- Task to complete -
If a line in the data below contains the word "time", copy it out.
==========
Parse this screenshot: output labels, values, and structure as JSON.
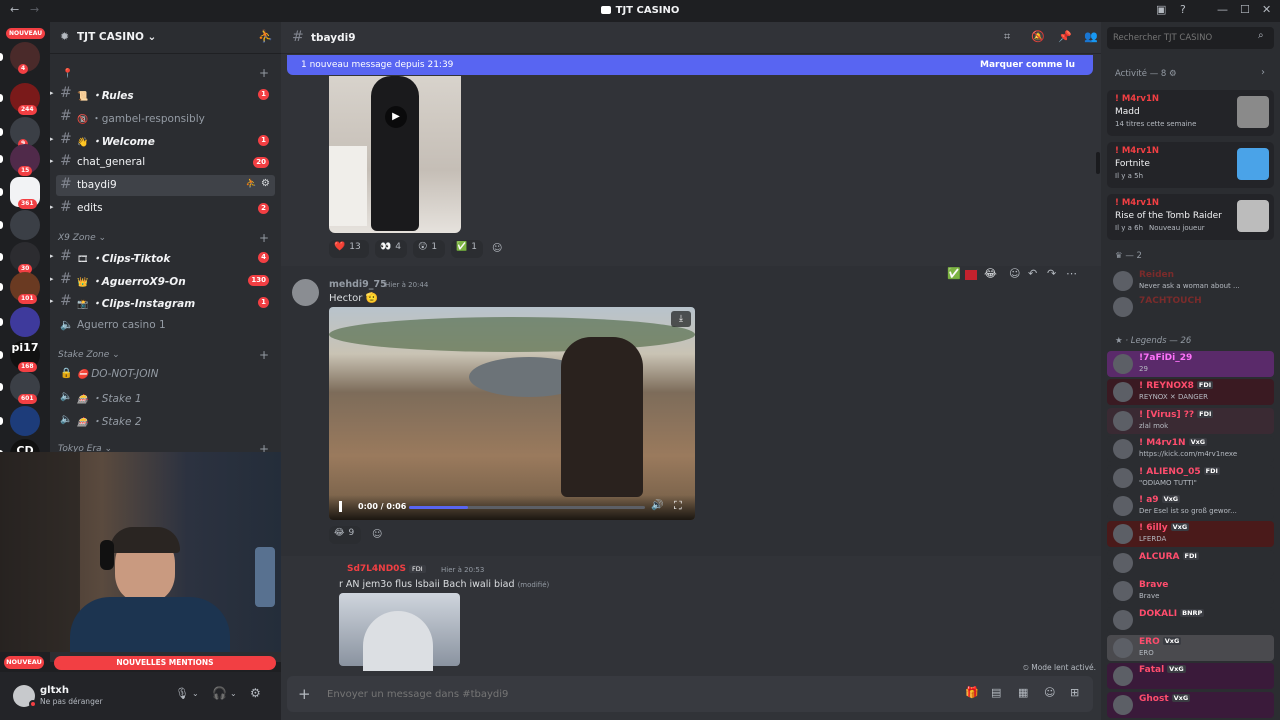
{
  "window": {
    "title": "TJT CASINO",
    "back": "←",
    "forward": "→"
  },
  "guilds": {
    "new_badge": "NOUVEAU",
    "items": [
      {
        "badge": "4"
      },
      {
        "badge": "244"
      },
      {
        "badge": "9"
      },
      {
        "badge": "15"
      },
      {
        "badge": "361"
      },
      {
        "badge": ""
      },
      {
        "badge": "30"
      },
      {
        "badge": "101"
      },
      {
        "badge": ""
      },
      {
        "badge": "168"
      },
      {
        "badge": "601"
      },
      {
        "badge": ""
      },
      {
        "badge": ""
      }
    ],
    "labels": {
      "pi7": "pi17",
      "cd": "CD"
    },
    "bottom_new": "NOUVEAU"
  },
  "server": {
    "name": "TJT CASINO ⌄"
  },
  "channels": {
    "top": [
      {
        "name": "・Rules",
        "emoji": "📜",
        "badge": "1"
      },
      {
        "name": "・gambel-responsibly",
        "emoji": "🔞",
        "badge": ""
      },
      {
        "name": "・Welcome",
        "emoji": "👋",
        "badge": "1"
      },
      {
        "name": "chat_general",
        "emoji": "",
        "badge": "20"
      },
      {
        "name": "tbaydi9",
        "emoji": "",
        "badge": ""
      },
      {
        "name": "edits",
        "emoji": "",
        "badge": "2"
      }
    ],
    "cat_x9": "X9 Zone ⌄",
    "x9": [
      {
        "name": "・Clips-Tiktok",
        "emoji": "🎞",
        "badge": "4"
      },
      {
        "name": "・AguerroX9-On",
        "emoji": "👑",
        "badge": "130"
      },
      {
        "name": "・Clips-Instagram",
        "emoji": "📸",
        "badge": "1"
      }
    ],
    "voice1": "Aguerro casino 1",
    "cat_stake": "Stake Zone ⌄",
    "stake": [
      {
        "name": "DO-NOT-JOIN",
        "emoji": "⛔"
      },
      {
        "name": "・Stake 1",
        "emoji": "🎰"
      },
      {
        "name": "・Stake 2",
        "emoji": "🎰"
      }
    ],
    "cat_tokyo": "Tokyo Era ⌄",
    "mentions": "NOUVELLES MENTIONS"
  },
  "user": {
    "name": "gltxh",
    "status": "Ne pas déranger"
  },
  "chat": {
    "channel": "tbaydi9",
    "new_banner": "1 nouveau message depuis 21:39",
    "mark_read": "Marquer comme lu",
    "reactions1": [
      {
        "emoji": "❤️",
        "count": "13"
      },
      {
        "emoji": "👀",
        "count": "4"
      },
      {
        "emoji": "😲",
        "count": "1"
      },
      {
        "emoji": "✅",
        "count": "1"
      }
    ],
    "msg1": {
      "author": "mehdi9_75",
      "time": "Hier à 20:44",
      "text": "Hector 🫡"
    },
    "video": {
      "time": "0:00 / 0:06",
      "progress": 0.25
    },
    "reactions2": [
      {
        "emoji": "😂",
        "count": "9"
      }
    ],
    "msg2": {
      "author": "Sd7L4ND0S",
      "tag": "FDI",
      "time": "Hier à 20:53",
      "text": "r AN jem3o flus lsbaii Bach iwali biad",
      "edited": "(modifié)"
    },
    "slowmode": "Mode lent activé.",
    "input_placeholder": "Envoyer un message dans #tbaydi9"
  },
  "members": {
    "activity_header": "Activité — 8",
    "activities": [
      {
        "name": "! M4rv1N",
        "game": "Madd",
        "sub": "14 titres cette semaine"
      },
      {
        "name": "! M4rv1N",
        "game": "Fortnite",
        "sub": "Il y a 5h"
      },
      {
        "name": "! M4rv1N",
        "game": "Rise of the Tomb Raider",
        "sub": "Il y a 6h",
        "sub2": "Nouveau joueur"
      }
    ],
    "group2": "— 2",
    "g2": [
      {
        "name": "Reiden",
        "sub": "Never ask a woman about ..."
      },
      {
        "name": "7ACHTOUCH",
        "sub": ""
      }
    ],
    "legends": "Legends — 26",
    "list": [
      {
        "name": "!7aFiDi_29",
        "tag": "",
        "sub": "29",
        "color": "#ff73fa"
      },
      {
        "name": "! REYNOX8",
        "tag": "FDI",
        "sub": "REYNOX ✕ DANGER",
        "color": "#ff4d6d"
      },
      {
        "name": "! [Virus] ??",
        "tag": "FDI",
        "sub": "zlal mok",
        "color": "#ff4d6d"
      },
      {
        "name": "! M4rv1N",
        "tag": "VxG",
        "sub": "https://kick.com/m4rv1nexe",
        "color": "#ff4d6d"
      },
      {
        "name": "! ALIENO_05",
        "tag": "FDI",
        "sub": "\"ODIAMO TUTTI\"",
        "color": "#ff4d6d"
      },
      {
        "name": "! a9",
        "tag": "VxG",
        "sub": "Der Esel ist so groß gewor...",
        "color": "#ff4d6d"
      },
      {
        "name": "! 6illy",
        "tag": "VxG",
        "sub": "LFERDA",
        "color": "#ff4d6d"
      },
      {
        "name": "ALCURA",
        "tag": "FDI",
        "sub": "",
        "color": "#ff4d6d"
      },
      {
        "name": "Brave",
        "tag": "",
        "sub": "Brave",
        "color": "#ff4d6d"
      },
      {
        "name": "DOKALI",
        "tag": "BNRP",
        "sub": "",
        "color": "#ff4d6d"
      },
      {
        "name": "ERO",
        "tag": "VxG",
        "sub": "ERO",
        "color": "#ff4d6d"
      },
      {
        "name": "Fatal",
        "tag": "VxG",
        "sub": "",
        "color": "#ff4d6d"
      },
      {
        "name": "Ghost",
        "tag": "VxG",
        "sub": "",
        "color": "#ff4d6d"
      }
    ],
    "search_placeholder": "Rechercher TJT CASINO"
  }
}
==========
- Response -
      "time": "Hier à 20:44",
      "time": "0:00 / 0:06",
      "time": "Hier à 20:53",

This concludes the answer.